Last summer, I fell victim to my longings for spontaneity and crashed a wedding. The hunt for viable festivities took guts and perseverance, but once I arrived at the venue’s floral walkway with my date for the evening, we knew our labor was worthwhile.
Inside, it seemed to be the aftermath of a rowdy affair. The drunk aunts and uncles rocked and gyrated on the edge of the dance floor with blank stares that make you want to give them a pillow and a blanket. In the middle were the three of four most passionate couples, rubbing up against each other in slow motion as the DJ spun his late night playlist of R&B songs you don’t recognize until the chorus.
My date and I stood by the fondue station, watching, eating, snapchatting and whispering to each other before joining in with the madness on the dance floor.
In the splendor of our Saturday night soiree with black folk in matching outfits, I realized the obvious: weddings are the pinnacle of celebration. When a father talks about his daughter’s future, he won’t bring up her eventual housewarming party; he’ll revel in his dream to walk her down the aisle. In the same way, there are a few obscure family members in my contact list that will probably only get a message from me if it’s to invite them to my wedding.
But weddings aren’t the only great jubilations: there’s prom night, baby showers and that one New Year’s Eve Party you’ll always remember. At the center of each is one thing: love. And I mean the romantic kind. It’s the reason we do much of what we do and go much of where we go. I wasn’t at prom for the punch; and the only people who attend a wedding reception for the fondue are the people who don’t belong there anyway.

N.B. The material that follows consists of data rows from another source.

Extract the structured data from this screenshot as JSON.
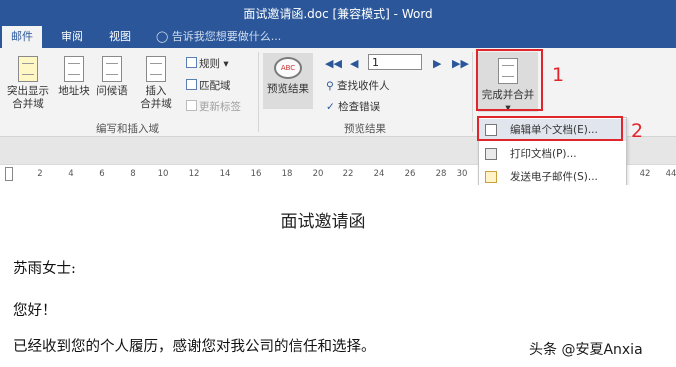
{
  "window": {
    "title": "面试邀请函.doc [兼容模式] - Word"
  },
  "tabs": [
    {
      "label": "邮件",
      "active": true
    },
    {
      "label": "审阅",
      "active": false
    },
    {
      "label": "视图",
      "active": false
    }
  ],
  "tell_me": {
    "placeholder": "告诉我您想要做什么..."
  },
  "ribbon": {
    "write_group": {
      "buttons": [
        "突出显示",
        "合并域",
        "地址块",
        "问候语",
        "插入",
        "合并域"
      ],
      "rules_label": "规则",
      "match_fields_label": "匹配域",
      "update_labels_label": "更新标签",
      "group_label": "编写和插入域"
    },
    "preview_group": {
      "preview_label": "预览结果",
      "record_value": "1",
      "find_recipient_label": "查找收件人",
      "check_errors_label": "检查错误",
      "group_label": "预览结果"
    },
    "finish": {
      "label": "完成并合并",
      "menu": [
        {
          "label": "编辑单个文档(E)..."
        },
        {
          "label": "打印文档(P)..."
        },
        {
          "label": "发送电子邮件(S)..."
        }
      ]
    }
  },
  "annotations": {
    "callout_1": "1",
    "callout_2": "2"
  },
  "ruler": {
    "ticks": [
      "2",
      "4",
      "6",
      "8",
      "10",
      "12",
      "14",
      "16",
      "18",
      "20",
      "22",
      "24",
      "26",
      "28",
      "30",
      "42",
      "44"
    ]
  },
  "document": {
    "heading": "面试邀请函",
    "recipient": "苏雨女士:",
    "greeting": "您好！",
    "body": "已经收到您的个人履历，感谢您对我公司的信任和选择。"
  },
  "watermark": "头条 @安夏Anxia",
  "colors": {
    "title_bar": "#2b579a",
    "callout_red": "#e0262b"
  }
}
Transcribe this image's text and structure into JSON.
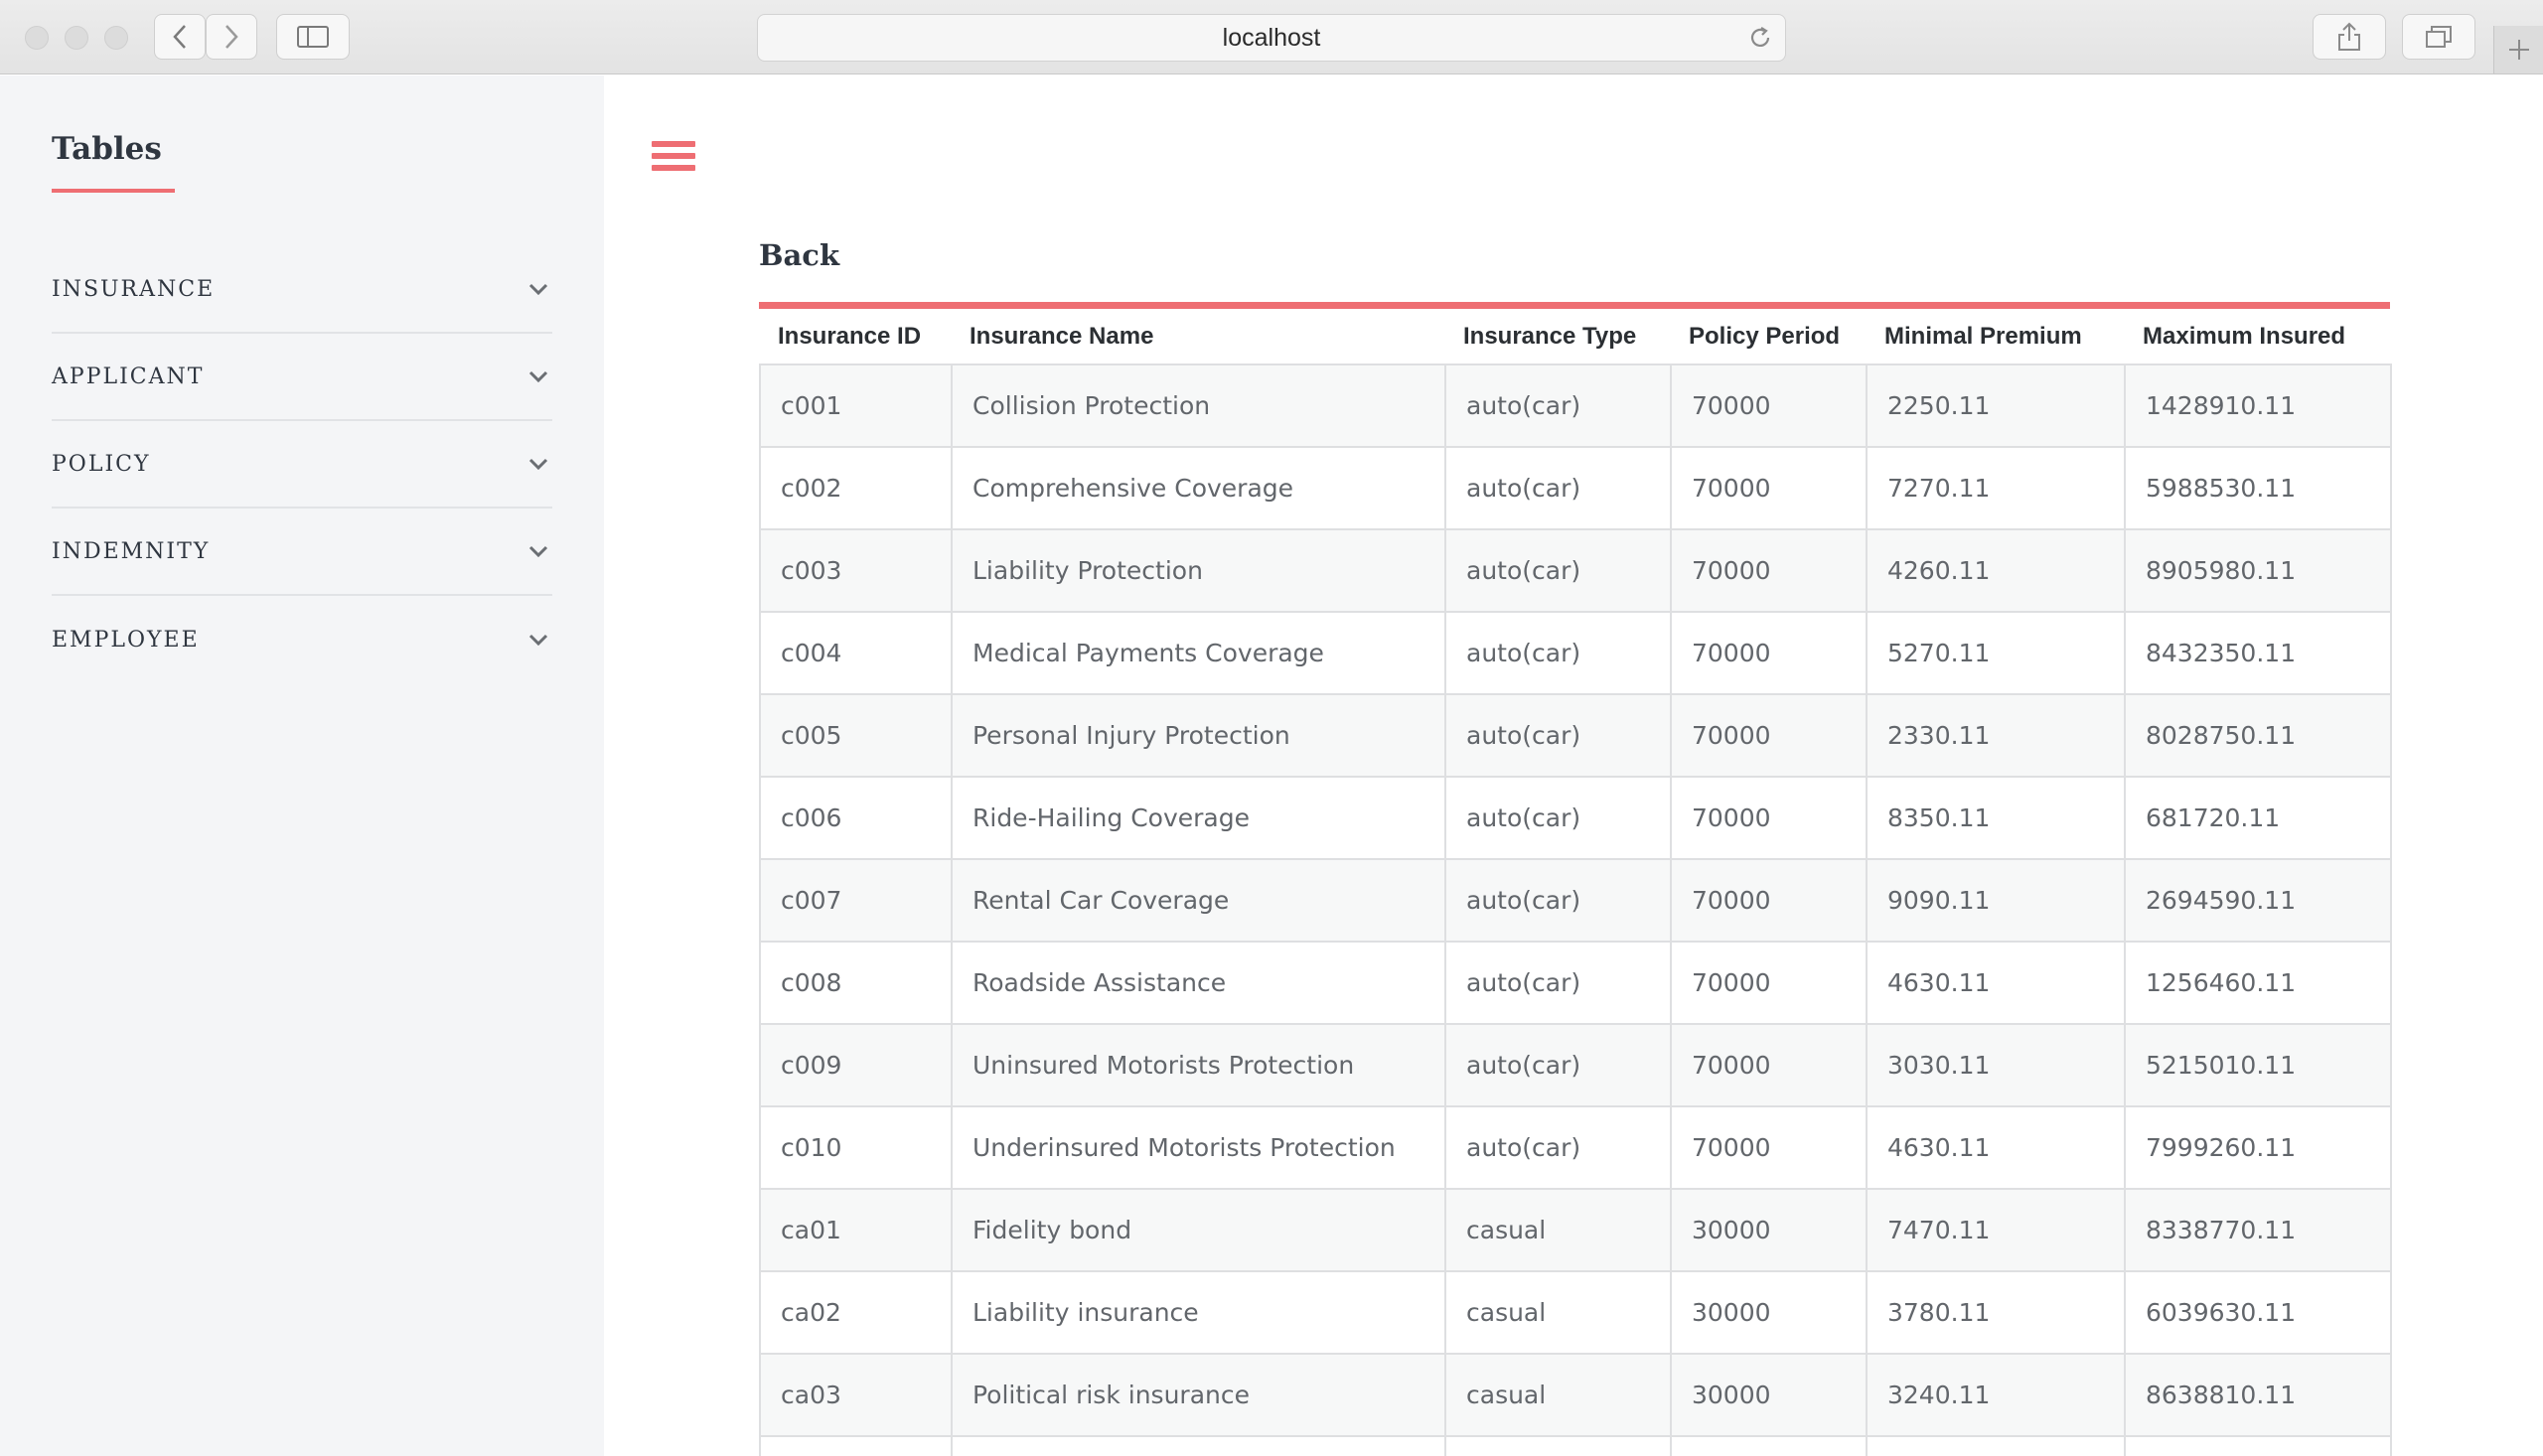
{
  "browser": {
    "address": "localhost"
  },
  "sidebar": {
    "title": "Tables",
    "items": [
      {
        "label": "INSURANCE"
      },
      {
        "label": "APPLICANT"
      },
      {
        "label": "POLICY"
      },
      {
        "label": "INDEMNITY"
      },
      {
        "label": "EMPLOYEE"
      }
    ]
  },
  "main": {
    "back_label": "Back",
    "accent_color": "#ee6e73",
    "table": {
      "headers": [
        "Insurance ID",
        "Insurance Name",
        "Insurance Type",
        "Policy Period",
        "Minimal Premium",
        "Maximum Insured"
      ],
      "rows": [
        [
          "c001",
          "Collision Protection",
          "auto(car)",
          "70000",
          "2250.11",
          "1428910.11"
        ],
        [
          "c002",
          "Comprehensive Coverage",
          "auto(car)",
          "70000",
          "7270.11",
          "5988530.11"
        ],
        [
          "c003",
          "Liability Protection",
          "auto(car)",
          "70000",
          "4260.11",
          "8905980.11"
        ],
        [
          "c004",
          "Medical Payments Coverage",
          "auto(car)",
          "70000",
          "5270.11",
          "8432350.11"
        ],
        [
          "c005",
          "Personal Injury Protection",
          "auto(car)",
          "70000",
          "2330.11",
          "8028750.11"
        ],
        [
          "c006",
          "Ride-Hailing Coverage",
          "auto(car)",
          "70000",
          "8350.11",
          "681720.11"
        ],
        [
          "c007",
          "Rental Car Coverage",
          "auto(car)",
          "70000",
          "9090.11",
          "2694590.11"
        ],
        [
          "c008",
          "Roadside Assistance",
          "auto(car)",
          "70000",
          "4630.11",
          "1256460.11"
        ],
        [
          "c009",
          "Uninsured Motorists Protection",
          "auto(car)",
          "70000",
          "3030.11",
          "5215010.11"
        ],
        [
          "c010",
          "Underinsured Motorists Protection",
          "auto(car)",
          "70000",
          "4630.11",
          "7999260.11"
        ],
        [
          "ca01",
          "Fidelity bond",
          "casual",
          "30000",
          "7470.11",
          "8338770.11"
        ],
        [
          "ca02",
          "Liability insurance",
          "casual",
          "30000",
          "3780.11",
          "6039630.11"
        ],
        [
          "ca03",
          "Political risk insurance",
          "casual",
          "30000",
          "3240.11",
          "8638810.11"
        ],
        [
          "",
          "",
          "",
          "",
          "",
          ""
        ]
      ]
    }
  }
}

For some of us, love is our prized possession; for the rest of us, it is the laser-pointer dot we fruitlessly chase like cats on Youtube. It’s the one thing we’ve always been told we’ll eventually have, regardless of our income, our race, our IQ or our religion. Deep down, love is what many of us want more than anything else, yet if you asked us what is was, half of us would say we weren’t sure. At its core, it’s about the most nebulous and most necessary concept known to man, so we spend our lives thinking about it.
Perhaps the most alarming element of love and its interaction with our lives is the fact that a good portion of us will find it once and for all here in Ithaca. In fact, a study by the Facebook data science team suggests that almost 30 percent of married college graduates attended the same college. Sure, there are a few stereotypically marriage-crazy schools that pull the statistic high, but I know that in my own life, most of the adults I know who attended Cornell wake up every morning next to someone they met while here. And that’s terrifying.
I don’t mean to make you impatient, or to imply that those of us who plan to marry one day are somehow missing the boat if we don’t have a prospect and a plan. My assumption is that love in itself is a coincidence, so when or if we find it must be one too. But, as I walk from hall to hall and quad to quad, I can’t help but think about it: since 1865, a lot of people have fallen in love here. And from now until whenever, a lot more will do the same.
Usually, when I write a column, I feel the need to communicate a final message — some argument or takeaway or illuminated truth to give the article meaning. All week, I’ve been grappling for that message, and now, minutes before my deadline, I still stand empty-handed. I know nothing about love that you don’t know, in fact I probably know less, so I sit in the library, typing and deleting and typing and deleting, searching the depths of my being for a pithy last paragraph.
But maybe my dumbfoundedness in itself is a message. Higher education is a celebration of the things we, as individuals and as humanity, know for sure. Here, we learn, we discover, we prove things with logic. But sometimes it’s good to remember that there are some things we don’t quite understand — things no one quite understands. Of all the advice I’ve heard about romance, the best was to never listen to advice about romance. All other recommendations, even the ones from the most credible sources, have proven themselves faulty.
So here’s to the things we’ll never fully comprehend. They’re what remind us we’re human.
Paul Russell is a sophomore in the College of Industrial and Labor Relations. He can be reached at firstname.lastname@example.org. Russelling Feathers appears alternate Wednesdays this semester.